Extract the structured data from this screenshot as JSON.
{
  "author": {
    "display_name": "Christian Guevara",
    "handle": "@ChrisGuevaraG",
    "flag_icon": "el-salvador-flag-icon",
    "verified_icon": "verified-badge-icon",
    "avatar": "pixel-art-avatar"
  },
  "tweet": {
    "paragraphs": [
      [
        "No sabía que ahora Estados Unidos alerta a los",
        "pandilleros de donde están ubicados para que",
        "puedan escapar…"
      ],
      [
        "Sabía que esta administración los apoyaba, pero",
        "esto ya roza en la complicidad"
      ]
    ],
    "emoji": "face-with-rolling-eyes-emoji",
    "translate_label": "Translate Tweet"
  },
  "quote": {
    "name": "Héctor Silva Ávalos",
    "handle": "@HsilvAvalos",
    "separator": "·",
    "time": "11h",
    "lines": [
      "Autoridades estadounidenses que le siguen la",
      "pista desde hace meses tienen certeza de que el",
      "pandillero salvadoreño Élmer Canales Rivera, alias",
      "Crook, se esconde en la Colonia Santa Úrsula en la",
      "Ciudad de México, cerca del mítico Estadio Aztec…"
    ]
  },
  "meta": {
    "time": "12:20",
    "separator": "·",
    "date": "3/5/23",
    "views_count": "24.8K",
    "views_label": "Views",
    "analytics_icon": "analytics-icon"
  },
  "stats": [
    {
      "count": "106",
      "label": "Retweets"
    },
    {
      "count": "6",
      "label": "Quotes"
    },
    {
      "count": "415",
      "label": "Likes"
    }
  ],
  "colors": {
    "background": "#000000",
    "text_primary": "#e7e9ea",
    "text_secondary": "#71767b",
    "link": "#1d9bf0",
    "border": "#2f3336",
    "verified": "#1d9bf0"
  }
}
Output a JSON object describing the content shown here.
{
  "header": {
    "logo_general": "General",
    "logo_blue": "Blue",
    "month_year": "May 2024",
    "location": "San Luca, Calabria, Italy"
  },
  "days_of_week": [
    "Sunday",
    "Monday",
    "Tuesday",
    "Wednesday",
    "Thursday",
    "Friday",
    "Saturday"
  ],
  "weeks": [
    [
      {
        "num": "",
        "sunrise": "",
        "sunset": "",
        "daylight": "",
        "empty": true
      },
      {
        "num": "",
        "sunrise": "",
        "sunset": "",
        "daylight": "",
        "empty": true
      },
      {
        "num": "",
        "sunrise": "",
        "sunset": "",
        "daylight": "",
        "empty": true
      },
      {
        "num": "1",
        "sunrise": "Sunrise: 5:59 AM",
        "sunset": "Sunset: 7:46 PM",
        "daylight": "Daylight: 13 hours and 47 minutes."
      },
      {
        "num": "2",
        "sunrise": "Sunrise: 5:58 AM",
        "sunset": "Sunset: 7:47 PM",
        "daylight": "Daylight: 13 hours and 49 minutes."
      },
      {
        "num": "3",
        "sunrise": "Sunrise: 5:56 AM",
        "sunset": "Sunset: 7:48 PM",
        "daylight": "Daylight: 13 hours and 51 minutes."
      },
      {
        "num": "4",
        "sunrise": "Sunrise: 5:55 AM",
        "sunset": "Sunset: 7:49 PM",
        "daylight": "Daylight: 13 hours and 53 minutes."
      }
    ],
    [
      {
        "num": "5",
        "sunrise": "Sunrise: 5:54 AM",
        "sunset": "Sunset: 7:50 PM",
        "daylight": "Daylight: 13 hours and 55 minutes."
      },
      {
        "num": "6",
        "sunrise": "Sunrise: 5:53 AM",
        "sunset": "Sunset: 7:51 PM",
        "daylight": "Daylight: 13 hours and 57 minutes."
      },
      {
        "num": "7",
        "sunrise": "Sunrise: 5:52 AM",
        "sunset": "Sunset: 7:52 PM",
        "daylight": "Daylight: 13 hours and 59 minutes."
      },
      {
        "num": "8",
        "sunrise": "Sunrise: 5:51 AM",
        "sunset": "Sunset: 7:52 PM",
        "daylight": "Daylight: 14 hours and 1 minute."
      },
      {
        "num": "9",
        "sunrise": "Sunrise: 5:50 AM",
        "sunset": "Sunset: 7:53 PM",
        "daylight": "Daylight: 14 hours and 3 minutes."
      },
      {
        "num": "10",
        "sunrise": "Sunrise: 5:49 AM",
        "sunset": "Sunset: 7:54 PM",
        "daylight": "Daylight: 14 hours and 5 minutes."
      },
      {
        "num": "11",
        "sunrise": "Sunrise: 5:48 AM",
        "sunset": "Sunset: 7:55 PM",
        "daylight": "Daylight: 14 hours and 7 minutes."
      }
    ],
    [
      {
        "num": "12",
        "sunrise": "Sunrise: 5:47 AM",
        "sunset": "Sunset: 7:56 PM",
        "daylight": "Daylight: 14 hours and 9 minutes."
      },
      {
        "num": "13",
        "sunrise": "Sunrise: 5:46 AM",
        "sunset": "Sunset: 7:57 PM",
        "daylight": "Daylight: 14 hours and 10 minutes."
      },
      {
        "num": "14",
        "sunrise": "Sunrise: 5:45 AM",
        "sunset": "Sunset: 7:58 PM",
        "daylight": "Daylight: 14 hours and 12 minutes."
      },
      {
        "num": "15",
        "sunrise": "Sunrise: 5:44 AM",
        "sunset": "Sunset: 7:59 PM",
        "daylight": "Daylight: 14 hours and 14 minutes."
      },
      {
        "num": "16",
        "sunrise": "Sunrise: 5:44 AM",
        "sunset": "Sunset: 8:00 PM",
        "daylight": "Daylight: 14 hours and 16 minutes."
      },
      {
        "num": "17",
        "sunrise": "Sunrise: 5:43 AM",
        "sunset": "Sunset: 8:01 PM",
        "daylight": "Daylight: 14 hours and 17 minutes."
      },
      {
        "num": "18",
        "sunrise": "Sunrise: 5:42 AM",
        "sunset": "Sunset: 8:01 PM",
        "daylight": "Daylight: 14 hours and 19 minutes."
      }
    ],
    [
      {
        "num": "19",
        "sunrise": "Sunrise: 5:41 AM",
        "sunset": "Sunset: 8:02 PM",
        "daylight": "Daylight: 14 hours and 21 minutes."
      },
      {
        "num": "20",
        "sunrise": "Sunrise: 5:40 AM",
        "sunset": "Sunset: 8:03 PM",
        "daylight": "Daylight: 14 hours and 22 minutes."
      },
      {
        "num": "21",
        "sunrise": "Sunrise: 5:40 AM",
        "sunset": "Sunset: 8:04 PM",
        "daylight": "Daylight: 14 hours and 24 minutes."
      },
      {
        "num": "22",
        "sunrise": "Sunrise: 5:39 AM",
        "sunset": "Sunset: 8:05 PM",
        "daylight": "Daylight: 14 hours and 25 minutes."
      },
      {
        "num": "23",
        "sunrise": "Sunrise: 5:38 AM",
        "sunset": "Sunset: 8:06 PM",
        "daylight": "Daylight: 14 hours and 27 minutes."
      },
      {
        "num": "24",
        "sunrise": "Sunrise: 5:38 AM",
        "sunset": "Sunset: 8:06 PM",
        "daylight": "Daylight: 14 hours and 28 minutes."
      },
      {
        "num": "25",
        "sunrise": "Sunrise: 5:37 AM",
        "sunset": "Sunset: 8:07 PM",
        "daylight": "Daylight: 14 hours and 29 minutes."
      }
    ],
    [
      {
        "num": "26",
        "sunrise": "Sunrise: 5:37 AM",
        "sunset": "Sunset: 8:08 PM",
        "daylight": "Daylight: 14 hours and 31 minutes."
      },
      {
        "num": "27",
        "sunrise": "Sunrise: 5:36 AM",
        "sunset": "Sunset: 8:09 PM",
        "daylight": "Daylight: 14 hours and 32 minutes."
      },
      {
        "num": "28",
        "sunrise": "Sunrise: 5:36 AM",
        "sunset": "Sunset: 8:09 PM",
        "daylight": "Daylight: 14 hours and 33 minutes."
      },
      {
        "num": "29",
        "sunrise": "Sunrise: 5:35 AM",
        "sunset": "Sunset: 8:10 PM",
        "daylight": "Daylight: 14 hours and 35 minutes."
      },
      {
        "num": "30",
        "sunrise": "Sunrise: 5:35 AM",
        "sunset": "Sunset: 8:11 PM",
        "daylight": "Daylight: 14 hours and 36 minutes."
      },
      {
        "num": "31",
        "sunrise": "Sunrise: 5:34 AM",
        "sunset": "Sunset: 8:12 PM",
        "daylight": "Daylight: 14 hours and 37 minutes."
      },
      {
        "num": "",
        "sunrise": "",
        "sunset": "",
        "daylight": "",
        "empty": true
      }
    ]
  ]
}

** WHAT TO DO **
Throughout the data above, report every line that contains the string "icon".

** ANSWER SECTION **
    "flag_icon": "el-salvador-flag-icon",
    "verified_icon": "verified-badge-icon",
    "analytics_icon": "analytics-icon"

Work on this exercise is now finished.